(Beginning of Data for review)

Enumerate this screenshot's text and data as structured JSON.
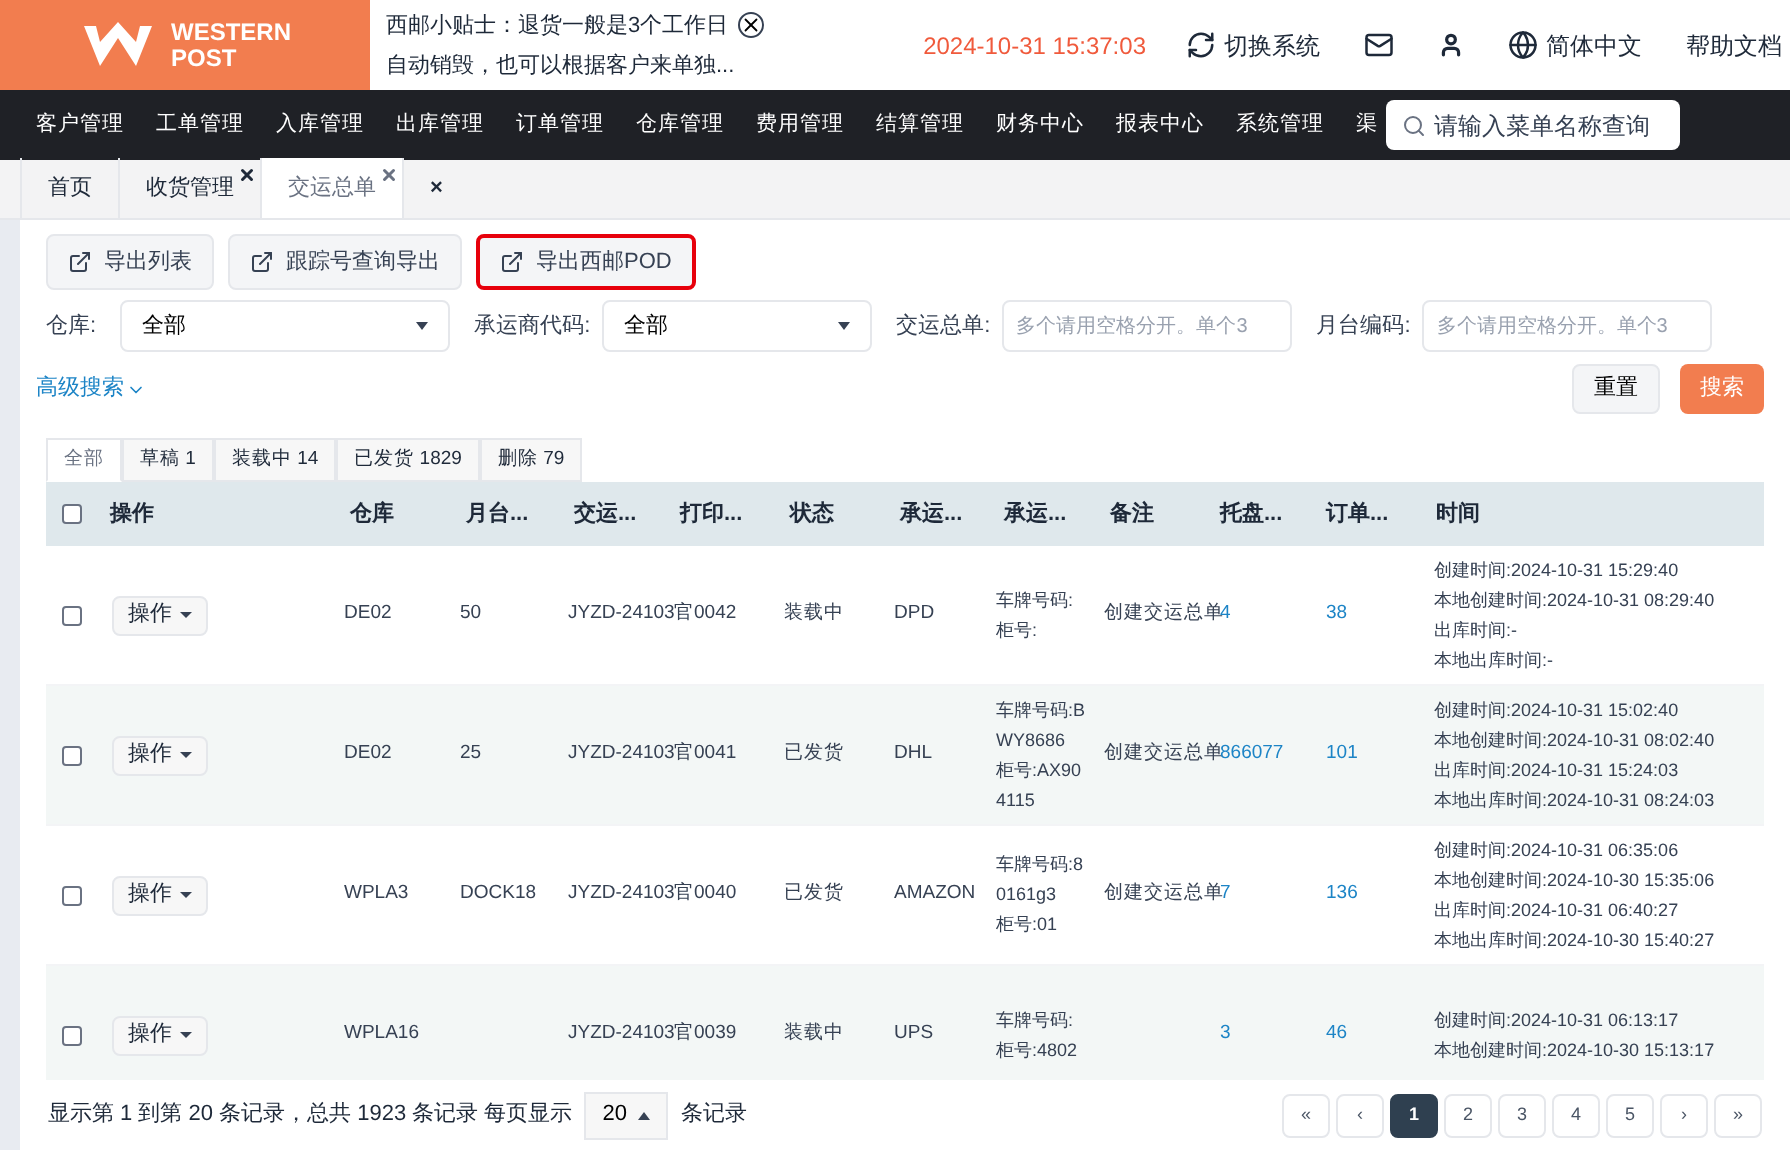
{
  "logo": {
    "line1": "WESTERN",
    "line2": "POST"
  },
  "notice": {
    "line1": "西邮小贴士：退货一般是3个工作日",
    "line2": "自动销毁，也可以根据客户来单独..."
  },
  "clock": "2024-10-31 15:37:03",
  "header_links": [
    {
      "kind": "switch",
      "label": "切换系统"
    },
    {
      "kind": "mail"
    },
    {
      "kind": "user"
    },
    {
      "kind": "globe",
      "label": "简体中文"
    },
    {
      "kind": "plain",
      "label": "帮助文档"
    }
  ],
  "menu": [
    "客户管理",
    "工单管理",
    "入库管理",
    "出库管理",
    "订单管理",
    "仓库管理",
    "费用管理",
    "结算管理",
    "财务中心",
    "报表中心",
    "系统管理",
    "渠"
  ],
  "menu_search": {
    "placeholder": "请输入菜单名称查询"
  },
  "page_tabs": [
    {
      "label": "首页",
      "selected": false,
      "closable": false
    },
    {
      "label": "收货管理",
      "selected": false,
      "closable": true
    },
    {
      "label": "交运总单",
      "selected": true,
      "closable": true
    },
    {
      "label": "×",
      "selected": false,
      "closable": false
    }
  ],
  "toolbar": [
    {
      "label": "导出列表",
      "highlighted": false
    },
    {
      "label": "跟踪号查询导出",
      "highlighted": false
    },
    {
      "label": "导出西邮POD",
      "highlighted": true
    }
  ],
  "filters": [
    {
      "kind": "select",
      "label": "仓库:",
      "value": "全部"
    },
    {
      "kind": "select",
      "label": "承运商代码:",
      "value": "全部"
    },
    {
      "kind": "input",
      "label": "交运总单:",
      "placeholder": "多个请用空格分开。单个3"
    },
    {
      "kind": "input",
      "label": "月台编码:",
      "placeholder": "多个请用空格分开。单个3"
    }
  ],
  "advanced": "高级搜索",
  "actions": {
    "reset": "重置",
    "search": "搜索"
  },
  "status_tabs": [
    {
      "label": "全部",
      "selected": true
    },
    {
      "label": "草稿 1",
      "selected": false
    },
    {
      "label": "装载中 14",
      "selected": false
    },
    {
      "label": "已发货 1829",
      "selected": false
    },
    {
      "label": "删除 79",
      "selected": false
    }
  ],
  "table": {
    "all_checked": false,
    "columns": [
      "操作",
      "仓库",
      "月台...",
      "交运...",
      "打印...",
      "状态",
      "承运...",
      "承运...",
      "备注",
      "托盘...",
      "订单...",
      "时间"
    ],
    "rows": [
      {
        "checked": false,
        "action": "操作",
        "warehouse": "DE02",
        "dock": "50",
        "order": "JYZD-24103",
        "print": "官0042",
        "status": "装载中",
        "carrier": "DPD",
        "vehicle": [
          "车牌号码:",
          "柜号:"
        ],
        "remark": "创建交运总单",
        "pallets": "4",
        "orders": "38",
        "times": [
          "创建时间:2024-10-31 15:29:40",
          "本地创建时间:2024-10-31 08:29:40",
          "出库时间:-",
          "本地出库时间:-"
        ]
      },
      {
        "checked": false,
        "action": "操作",
        "warehouse": "DE02",
        "dock": "25",
        "order": "JYZD-24103",
        "print": "官0041",
        "status": "已发货",
        "carrier": "DHL",
        "vehicle": [
          "车牌号码:B",
          "WY8686",
          "柜号:AX90",
          "4115"
        ],
        "remark": "创建交运总单",
        "pallets": "866077",
        "orders": "101",
        "times": [
          "创建时间:2024-10-31 15:02:40",
          "本地创建时间:2024-10-31 08:02:40",
          "出库时间:2024-10-31 15:24:03",
          "本地出库时间:2024-10-31 08:24:03"
        ]
      },
      {
        "checked": false,
        "action": "操作",
        "warehouse": "WPLA3",
        "dock": "DOCK18",
        "order": "JYZD-24103",
        "print": "官0040",
        "status": "已发货",
        "carrier": "AMAZON",
        "vehicle": [
          "车牌号码:8",
          "0161g3",
          "柜号:01"
        ],
        "remark": "创建交运总单",
        "pallets": "7",
        "orders": "136",
        "times": [
          "创建时间:2024-10-31 06:35:06",
          "本地创建时间:2024-10-30 15:35:06",
          "出库时间:2024-10-31 06:40:27",
          "本地出库时间:2024-10-30 15:40:27"
        ]
      },
      {
        "checked": false,
        "action": "操作",
        "warehouse": "WPLA16",
        "dock": "",
        "order": "JYZD-24103",
        "print": "官0039",
        "status": "装载中",
        "carrier": "UPS",
        "vehicle": [
          "车牌号码:",
          "柜号:4802"
        ],
        "remark": "",
        "pallets": "3",
        "orders": "46",
        "times": [
          "创建时间:2024-10-31 06:13:17",
          "本地创建时间:2024-10-30 15:13:17"
        ]
      }
    ]
  },
  "footer": {
    "summary": "显示第 1 到第 20 条记录，总共 1923 条记录 每页显示",
    "page_size": "20",
    "suffix": "条记录"
  },
  "pagination": [
    {
      "label": "«",
      "selected": false
    },
    {
      "label": "‹",
      "selected": false
    },
    {
      "label": "1",
      "selected": true
    },
    {
      "label": "2",
      "selected": false
    },
    {
      "label": "3",
      "selected": false
    },
    {
      "label": "4",
      "selected": false
    },
    {
      "label": "5",
      "selected": false
    },
    {
      "label": "›",
      "selected": false
    },
    {
      "label": "»",
      "selected": false
    }
  ]
}
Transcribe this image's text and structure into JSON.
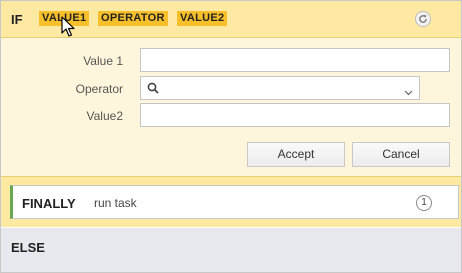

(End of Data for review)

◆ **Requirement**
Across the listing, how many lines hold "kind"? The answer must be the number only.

◆ **Expected output**
9